  • Recycling of paper, cardboard, glass, plastic, cooking oil, toner cartridges.
  • We compost all our vegetable waste.
  • We use low energy light bulbs.
  • We don’t use tap water to water our plants, but rainwater as well as water from our wells.
  • Since 2010, we use bioengineering application in wastewater treatment, which is entirely eco-friendly. The waste stabilization ponds reduce the organic content and remove pathogen from wastewater.

Raising awareness and training our staff:

  • We do continuous training to improve staff awareness in order to avoid water and energy wastage and teach them the importance of waste sorting and recycling.

Farm to table:

  • Save the bees! Recent years have seen a steep and disturbing global decline in bee populations. Nature is very important to Château la Chenevière, which has consequently decided to take action in the hopes of preserving these insect pollinators, as their existence is vital to the survival of numerous species. The hotel has acquired several beehives since 2012 and serves its homemade honey for breakfast, and in various dishes and cocktails in both its restaurants.
  • Uses the short food supply chain to obtain organic ingredients. Didier Robin, Head Chef at the gastronomic restaurant Le Botaniste and Hugo Genty, Head Chef at the bistronomique restaurant Le Petit Jardin get their supplies from small local producers out of respect for cultural traditions as well as the environment.
  • Developed a vegetable garden using the “Permaculture” method. The hotel’s 1000 square metre vegetable garden, which had been planted in 2010, gradually transformed into a permaculture vegetable garden in 2018, under the care of Jean-Pierre Ollivier (SARL PERMADIE). In its upcoming projects, La Chenevière wishes to develop this vegetable garden over a 2-hectare land. This permacultural step will enable the hotel to amplify its existent policy. This progressive implementation of “Permaculture” has for aim to increase the hotel’s autonomy when it comes to vegetables, flowers, fruits, aromatic and medicinal plants, all the while developing harmonious vegetal spaces, which is essential to the well-being of wildlife, local flora and last but not least our clientele.

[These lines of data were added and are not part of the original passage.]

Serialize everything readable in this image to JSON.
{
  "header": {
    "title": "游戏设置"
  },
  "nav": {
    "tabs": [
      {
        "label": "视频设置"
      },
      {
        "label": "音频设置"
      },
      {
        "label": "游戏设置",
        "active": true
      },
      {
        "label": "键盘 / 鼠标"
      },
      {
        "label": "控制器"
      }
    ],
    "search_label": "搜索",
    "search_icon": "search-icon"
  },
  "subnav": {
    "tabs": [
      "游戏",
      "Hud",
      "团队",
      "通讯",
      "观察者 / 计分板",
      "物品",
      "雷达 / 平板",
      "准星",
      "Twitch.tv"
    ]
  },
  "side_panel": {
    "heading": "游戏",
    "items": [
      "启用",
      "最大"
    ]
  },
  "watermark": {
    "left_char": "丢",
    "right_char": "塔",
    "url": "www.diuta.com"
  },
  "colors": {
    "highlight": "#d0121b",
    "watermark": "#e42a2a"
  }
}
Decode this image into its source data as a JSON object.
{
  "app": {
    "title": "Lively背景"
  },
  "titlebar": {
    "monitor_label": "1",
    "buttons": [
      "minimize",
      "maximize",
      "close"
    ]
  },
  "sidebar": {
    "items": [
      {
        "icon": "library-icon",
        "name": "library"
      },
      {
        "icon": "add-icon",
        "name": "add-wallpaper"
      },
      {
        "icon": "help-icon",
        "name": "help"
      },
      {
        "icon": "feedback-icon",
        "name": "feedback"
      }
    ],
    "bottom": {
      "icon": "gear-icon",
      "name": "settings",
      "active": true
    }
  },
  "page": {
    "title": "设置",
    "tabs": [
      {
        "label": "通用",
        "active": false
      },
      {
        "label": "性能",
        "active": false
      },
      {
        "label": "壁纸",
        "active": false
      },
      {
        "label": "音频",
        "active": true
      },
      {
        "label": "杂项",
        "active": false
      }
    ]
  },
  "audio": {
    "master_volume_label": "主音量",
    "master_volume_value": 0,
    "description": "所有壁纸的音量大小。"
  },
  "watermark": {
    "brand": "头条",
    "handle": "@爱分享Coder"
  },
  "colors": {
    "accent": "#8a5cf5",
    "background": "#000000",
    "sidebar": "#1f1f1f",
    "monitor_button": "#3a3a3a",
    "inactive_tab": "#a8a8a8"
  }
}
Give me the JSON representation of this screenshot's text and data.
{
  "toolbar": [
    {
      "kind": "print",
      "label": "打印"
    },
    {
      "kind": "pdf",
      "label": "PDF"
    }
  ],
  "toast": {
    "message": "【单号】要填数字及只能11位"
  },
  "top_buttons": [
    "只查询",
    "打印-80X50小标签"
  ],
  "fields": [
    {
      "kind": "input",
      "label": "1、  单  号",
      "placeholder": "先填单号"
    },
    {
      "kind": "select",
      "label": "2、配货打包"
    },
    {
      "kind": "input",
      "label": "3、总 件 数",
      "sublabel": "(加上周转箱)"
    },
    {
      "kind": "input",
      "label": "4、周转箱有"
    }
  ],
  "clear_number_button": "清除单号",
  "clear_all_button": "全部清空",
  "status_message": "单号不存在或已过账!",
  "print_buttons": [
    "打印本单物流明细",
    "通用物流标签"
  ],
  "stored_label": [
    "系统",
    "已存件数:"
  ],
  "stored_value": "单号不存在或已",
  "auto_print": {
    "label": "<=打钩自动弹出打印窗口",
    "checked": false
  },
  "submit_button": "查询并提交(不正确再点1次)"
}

WHAT IS PERMACULTURE?

The word “Permaculture” was created in Australia in the 70’s by Bill Mollison and David Holmgren, following the unsettling observation that the agricultural industry was becoming more and more obstructive to our biodiversity. Mollison and Holmgre’s goal was to create an alternative yet efficient method which was respectful of nature.

They were inspired by a Japanese microbiologist, Masanobu FUKUOKA (1913/2008), who was a supporter of natural agriculture.

In his research, he used the forest as the definition of a “high efficiency”, “self-sufficient system”, and therefore as a model to the construction of sustainable, balanced human organisations, in the heart of a protected environment.

Permaculture’s ethic lies on three founding pillars:

– Taking care of our land (soil, water, plants, animals). This implies a rationed use of resources.

– Taking care of Mankind: ourselves, our close ones and the human community as a whole.

– Sharing resources in a fair and supportive manner.

While it was originally based on agriculture, the concept of Permaculture evolved to taking into account the entire human activity. It is now a philosophy of life adapted to our daily routine. It is not a list of does and don’ts, which we have to follow.

For Bill Mollison “the goal of Permaculture is to follow ways of life which won’t damage the environment, won’t exploit humans or living creatures, won’t contaminate soil but have to be economically feasible, and by consequence are sustainable in the long run.” 

Jean-Pierre OLLIVIER, SARL PERMADIE, 2019